The agency is planning a news conference at 1:45 p.m. PDT.


Goldman shares jumped $6.16 to $145.22 in the final half hour of trading as the rumor of a settlement spread. The broader market also got a lift, with the Dow industrials closing off fractionally after being down about 95 points.

The SEC sued Goldman in April, alleging that the Wall Street titan duped investors in toxic mortgage securities by failing to give them the entire story about a deal the bank was selling -- and who really stood to benefit.
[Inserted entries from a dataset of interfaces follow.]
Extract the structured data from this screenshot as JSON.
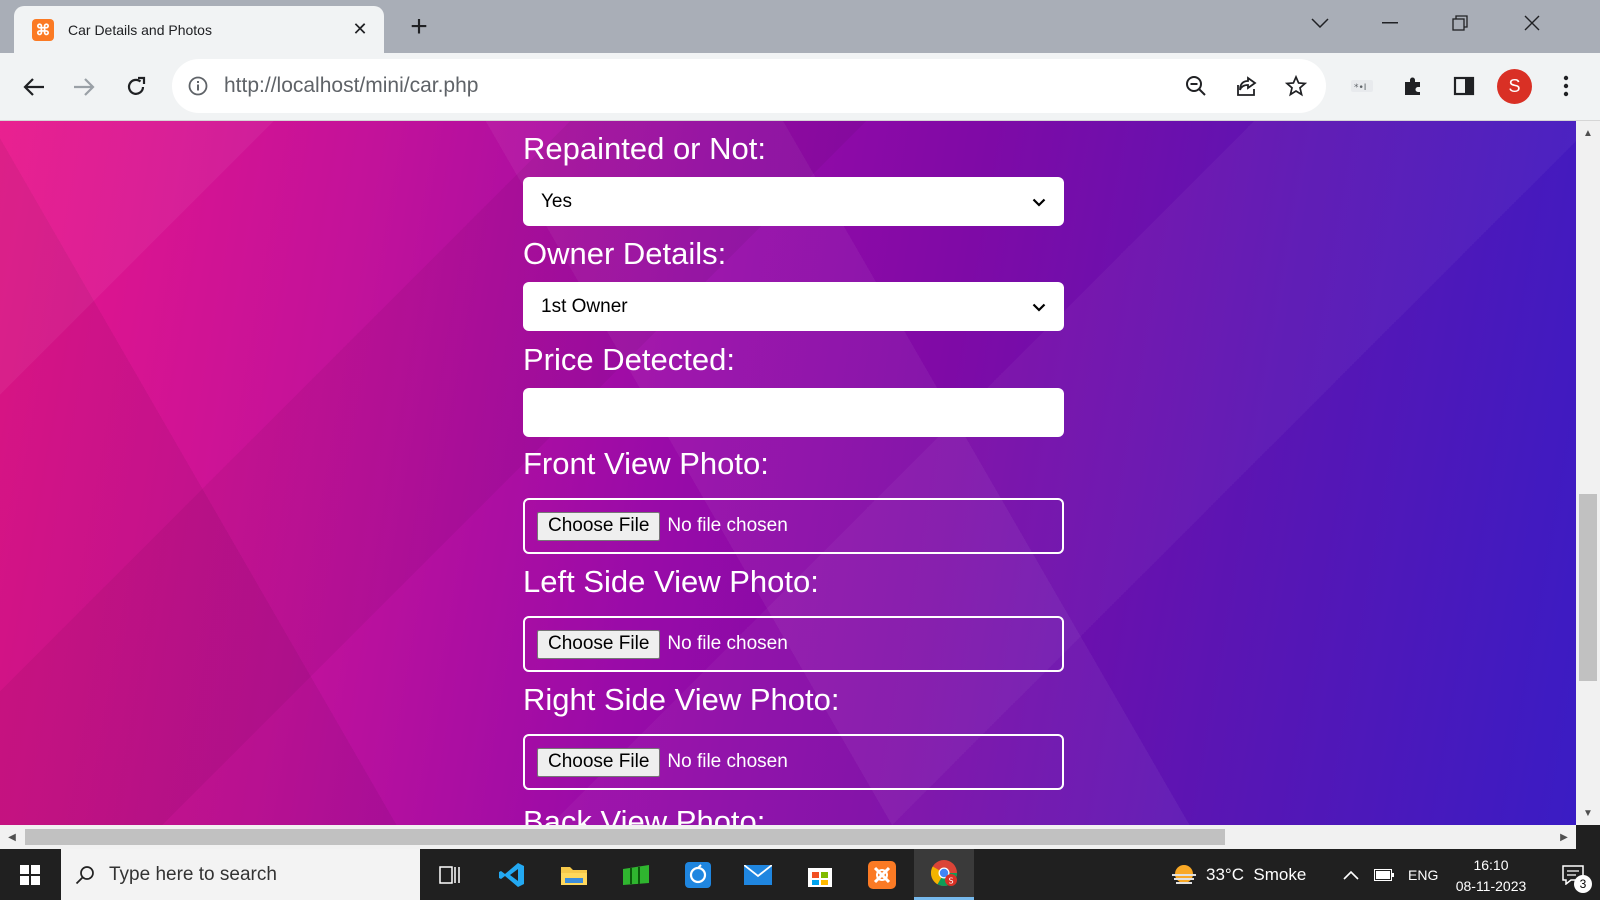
{
  "browser": {
    "tab_title": "Car Details and Photos",
    "new_tab": "+",
    "url": "http://localhost/mini/car.php",
    "profile_initial": "S"
  },
  "form": {
    "repainted": {
      "label": "Repainted or Not:",
      "value": "Yes"
    },
    "owner": {
      "label": "Owner Details:",
      "value": "1st Owner"
    },
    "price": {
      "label": "Price Detected:",
      "value": ""
    },
    "front_photo": {
      "label": "Front View Photo:",
      "button": "Choose File",
      "status": "No file chosen"
    },
    "left_photo": {
      "label": "Left Side View Photo:",
      "button": "Choose File",
      "status": "No file chosen"
    },
    "right_photo": {
      "label": "Right Side View Photo:",
      "button": "Choose File",
      "status": "No file chosen"
    },
    "back_photo": {
      "label": "Back View Photo:"
    }
  },
  "taskbar": {
    "search_placeholder": "Type here to search",
    "weather": "33°C  Smoke",
    "language": "ENG",
    "time": "16:10",
    "date": "08-11-2023",
    "notification_count": "3"
  },
  "colors": {
    "gradient_start": "#e8158a",
    "gradient_end": "#3a1cc4",
    "avatar": "#d93025",
    "tab_favicon": "#fb7a24"
  }
}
The investors ultimately lost more than $1 billion on the securities Goldman sold as the mortgage market crashed, the SEC said.

The SEC alleged that Paulson & Co., one of the world’s biggest hedge funds, paid Goldman $15 million in April 2007 to structure a so-called collateralized debt obligation, or CDO, that Paulson could then bet against via the use of credit default swaps.

The agency said that Goldman had ‘failed to disclose to investors vital information about the CDO . . . particularly the role that hedge fund Paulson & Co. played in the portfolio selection process and the fact that Paulson had taken a short position against the CDO.’

Paulson, led by former Bear Stearns banker John Paulson (no relation to former Goldman CEO and ex- Treasury Secretary Henry M. Paulson), was one of the biggest beneficiaries of the housing meltdown because the firm saw early on that the market was headed for collapse, and figured out ways to profit from that catastrophe.

“This settlement is a stark lesson to Wall Street firms that no product is too complex, and no investor too sophisticated, to avoid a heavy price if a firm violates the fundamental principles of honest treatment and fair dealing,” said Robert Khuzami, head of the SEC’s enforcement division.

Rumors of a Goldman deal with the SEC had grown louder in recent days.

Of the $550 million the firm will pay, $250 million will go to harmed investors and $300 million will go to the Treasury. The settlement must be approved by a federal judge.

For Goldman, the penalty is a fraction of its annual earnings. The firm posted a profit of $13.4 billion in 2009.

The SEC said the settlement did not cover Fabrice Tourre, the 31-year-old Goldman banker who assembled the securities sale and the only individual who was charged in the case. The suit against Tourre continues, the agency said.

-- Tom Petruno